Stored items from a collection
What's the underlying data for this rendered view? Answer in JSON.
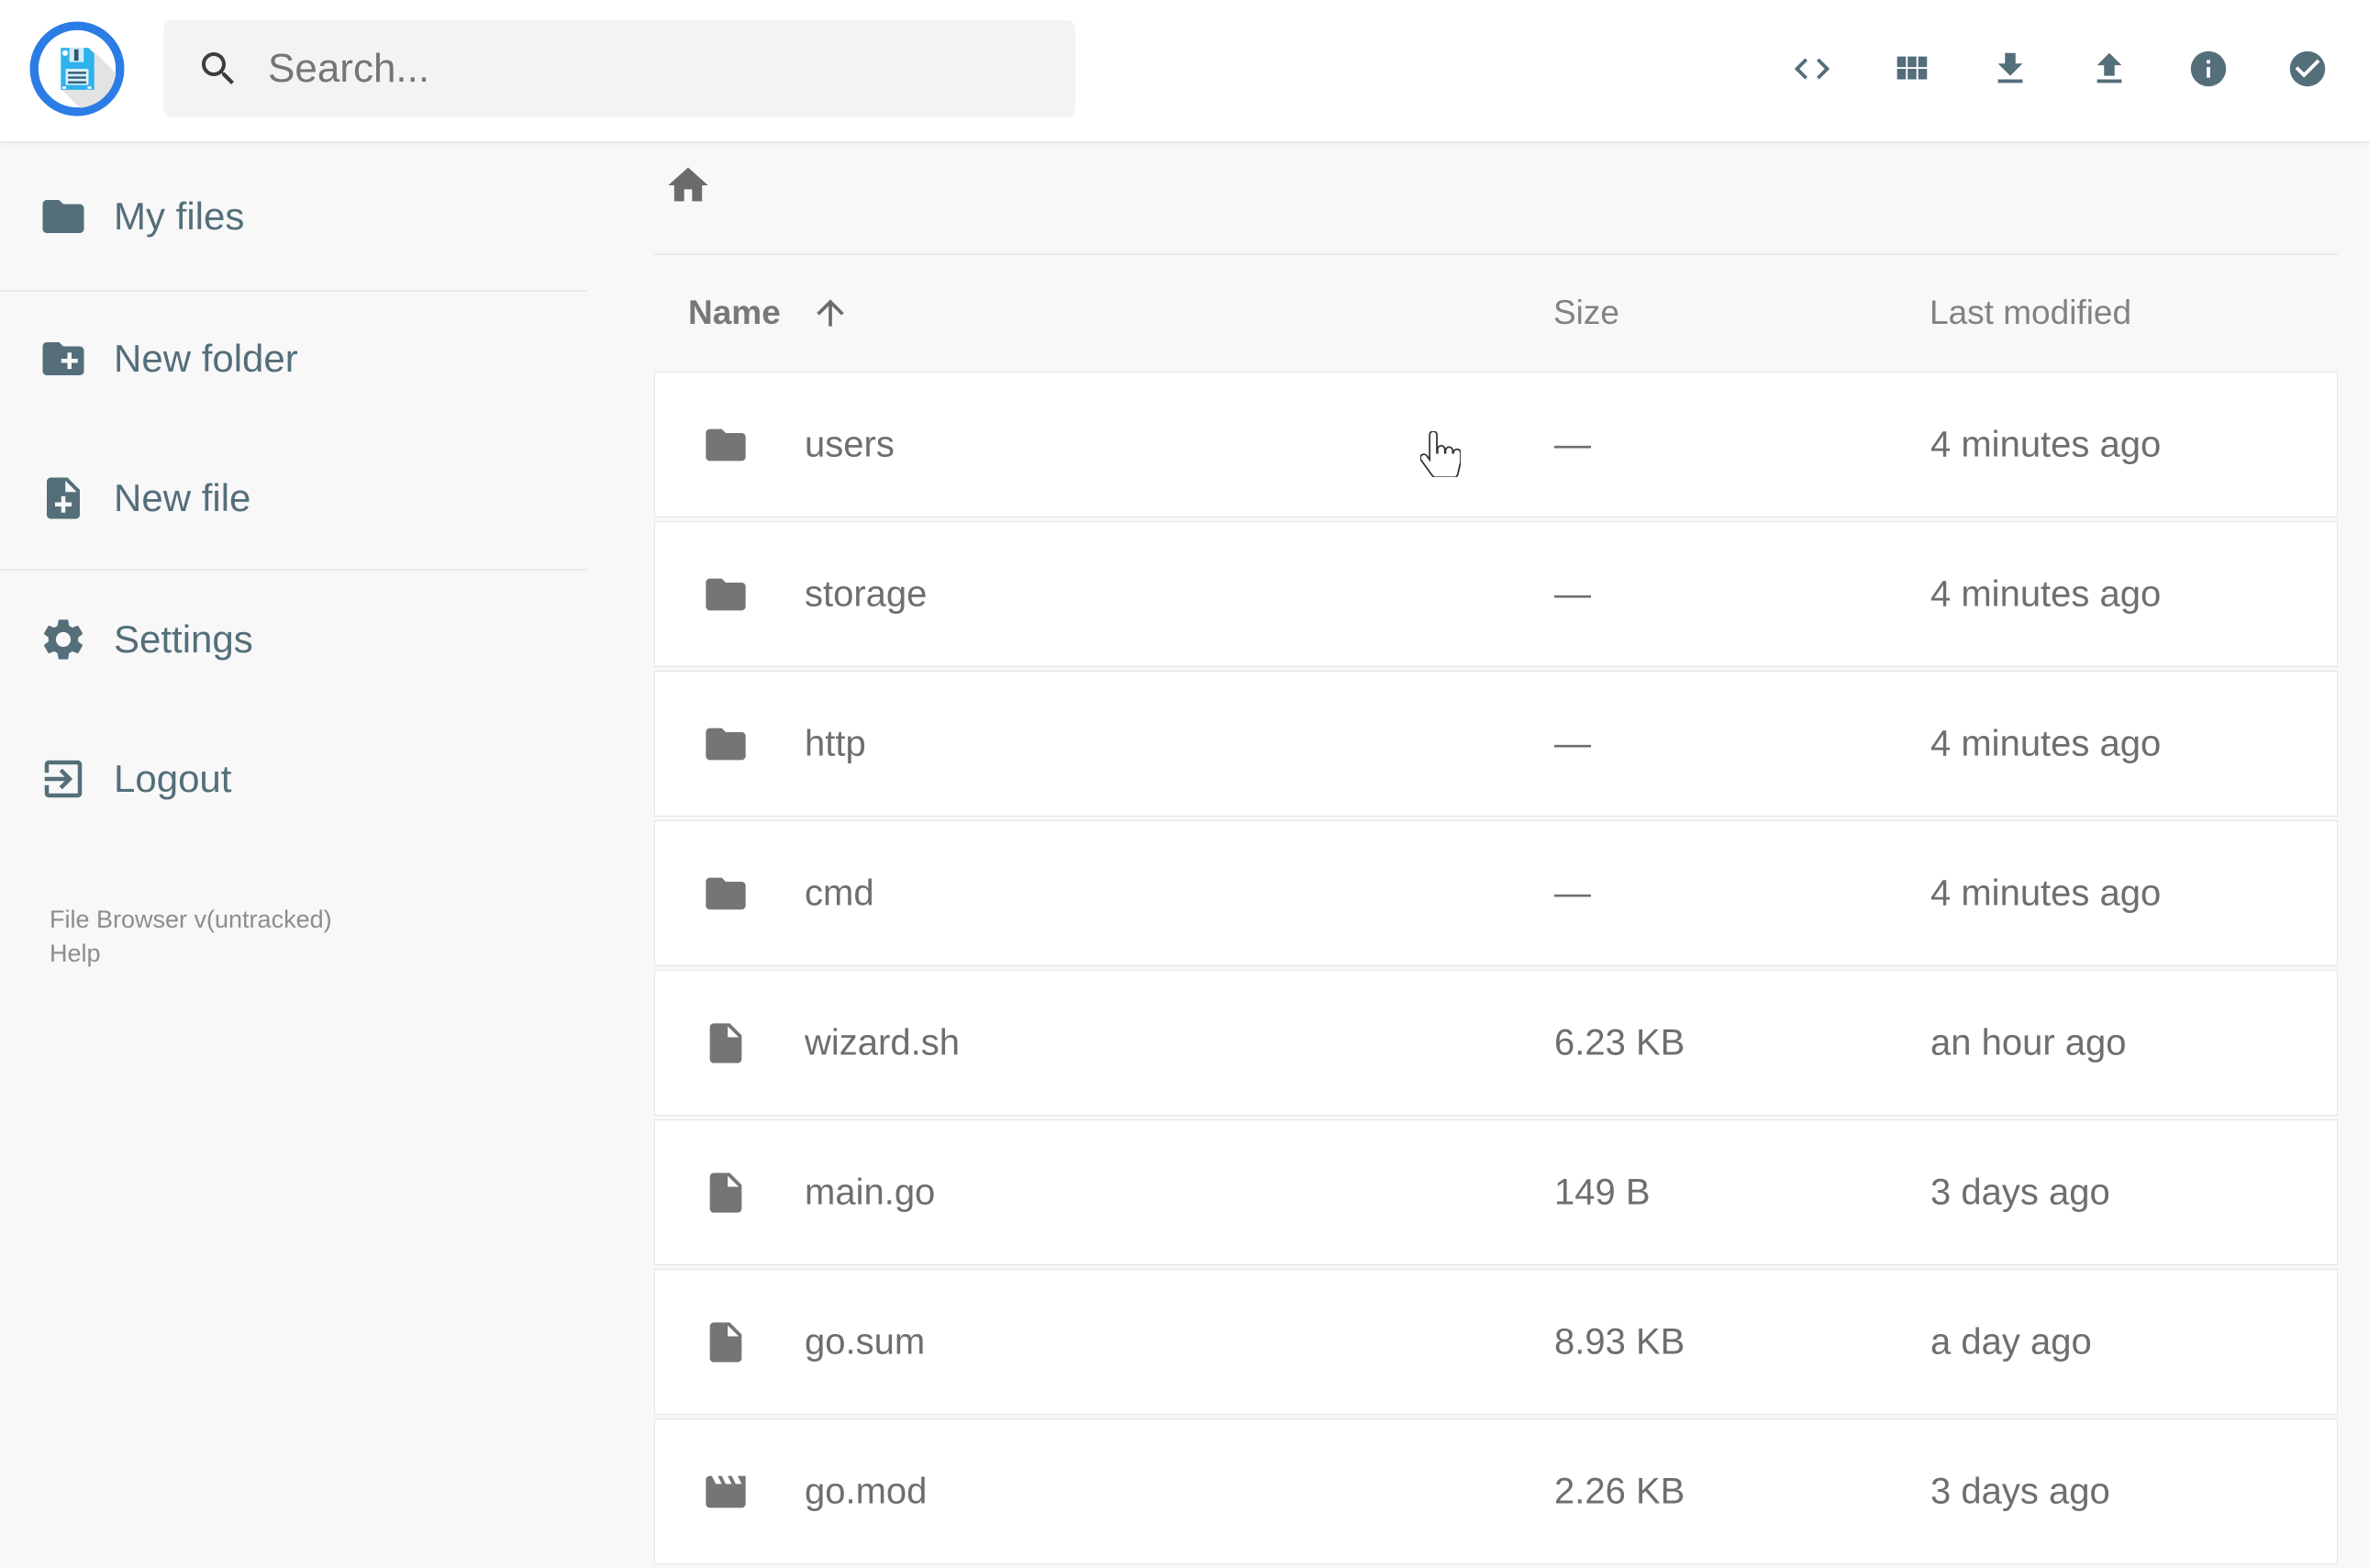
{
  "header": {
    "logo_title": "File Browser",
    "search": {
      "placeholder": "Search..."
    },
    "actions": [
      {
        "name": "open-shell"
      },
      {
        "name": "switch-view"
      },
      {
        "name": "download"
      },
      {
        "name": "upload"
      },
      {
        "name": "info"
      },
      {
        "name": "select-multiple"
      }
    ]
  },
  "sidebar": {
    "items": [
      {
        "label": "My files"
      },
      {
        "label": "New folder"
      },
      {
        "label": "New file"
      },
      {
        "label": "Settings"
      },
      {
        "label": "Logout"
      }
    ],
    "footer": {
      "version": "File Browser v(untracked)",
      "help": "Help"
    }
  },
  "listing": {
    "columns": {
      "name": "Name",
      "size": "Size",
      "modified": "Last modified"
    },
    "sort": {
      "column": "Name",
      "direction": "ascending"
    },
    "items": [
      {
        "name": "users",
        "type": "folder",
        "size": "—",
        "modified": "4 minutes ago"
      },
      {
        "name": "storage",
        "type": "folder",
        "size": "—",
        "modified": "4 minutes ago"
      },
      {
        "name": "http",
        "type": "folder",
        "size": "—",
        "modified": "4 minutes ago"
      },
      {
        "name": "cmd",
        "type": "folder",
        "size": "—",
        "modified": "4 minutes ago"
      },
      {
        "name": "wizard.sh",
        "type": "file",
        "size": "6.23 KB",
        "modified": "an hour ago"
      },
      {
        "name": "main.go",
        "type": "file",
        "size": "149 B",
        "modified": "3 days ago"
      },
      {
        "name": "go.sum",
        "type": "file",
        "size": "8.93 KB",
        "modified": "a day ago"
      },
      {
        "name": "go.mod",
        "type": "movie",
        "size": "2.26 KB",
        "modified": "3 days ago"
      }
    ]
  },
  "colors": {
    "accent_slate": "#546e7a",
    "logo_ring_blue": "#2c7ce5",
    "logo_floppy_blue": "#2fb1ec",
    "listing_icon_gray": "#757575",
    "listing_text_gray": "#6e6e6e",
    "page_background": "#f8f8f8"
  }
}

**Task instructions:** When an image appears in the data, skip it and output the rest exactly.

**Solution:**
What's the underlying data for this rendered view? Answer in JSON.
{
  "header": {
    "logo_title": "File Browser",
    "search": {
      "placeholder": "Search..."
    },
    "actions": [
      {
        "name": "open-shell"
      },
      {
        "name": "switch-view"
      },
      {
        "name": "download"
      },
      {
        "name": "upload"
      },
      {
        "name": "info"
      },
      {
        "name": "select-multiple"
      }
    ]
  },
  "sidebar": {
    "items": [
      {
        "label": "My files"
      },
      {
        "label": "New folder"
      },
      {
        "label": "New file"
      },
      {
        "label": "Settings"
      },
      {
        "label": "Logout"
      }
    ],
    "footer": {
      "version": "File Browser v(untracked)",
      "help": "Help"
    }
  },
  "listing": {
    "columns": {
      "name": "Name",
      "size": "Size",
      "modified": "Last modified"
    },
    "sort": {
      "column": "Name",
      "direction": "ascending"
    },
    "items": [
      {
        "name": "users",
        "type": "folder",
        "size": "—",
        "modified": "4 minutes ago"
      },
      {
        "name": "storage",
        "type": "folder",
        "size": "—",
        "modified": "4 minutes ago"
      },
      {
        "name": "http",
        "type": "folder",
        "size": "—",
        "modified": "4 minutes ago"
      },
      {
        "name": "cmd",
        "type": "folder",
        "size": "—",
        "modified": "4 minutes ago"
      },
      {
        "name": "wizard.sh",
        "type": "file",
        "size": "6.23 KB",
        "modified": "an hour ago"
      },
      {
        "name": "main.go",
        "type": "file",
        "size": "149 B",
        "modified": "3 days ago"
      },
      {
        "name": "go.sum",
        "type": "file",
        "size": "8.93 KB",
        "modified": "a day ago"
      },
      {
        "name": "go.mod",
        "type": "movie",
        "size": "2.26 KB",
        "modified": "3 days ago"
      }
    ]
  },
  "colors": {
    "accent_slate": "#546e7a",
    "logo_ring_blue": "#2c7ce5",
    "logo_floppy_blue": "#2fb1ec",
    "listing_icon_gray": "#757575",
    "listing_text_gray": "#6e6e6e",
    "page_background": "#f8f8f8"
  }
}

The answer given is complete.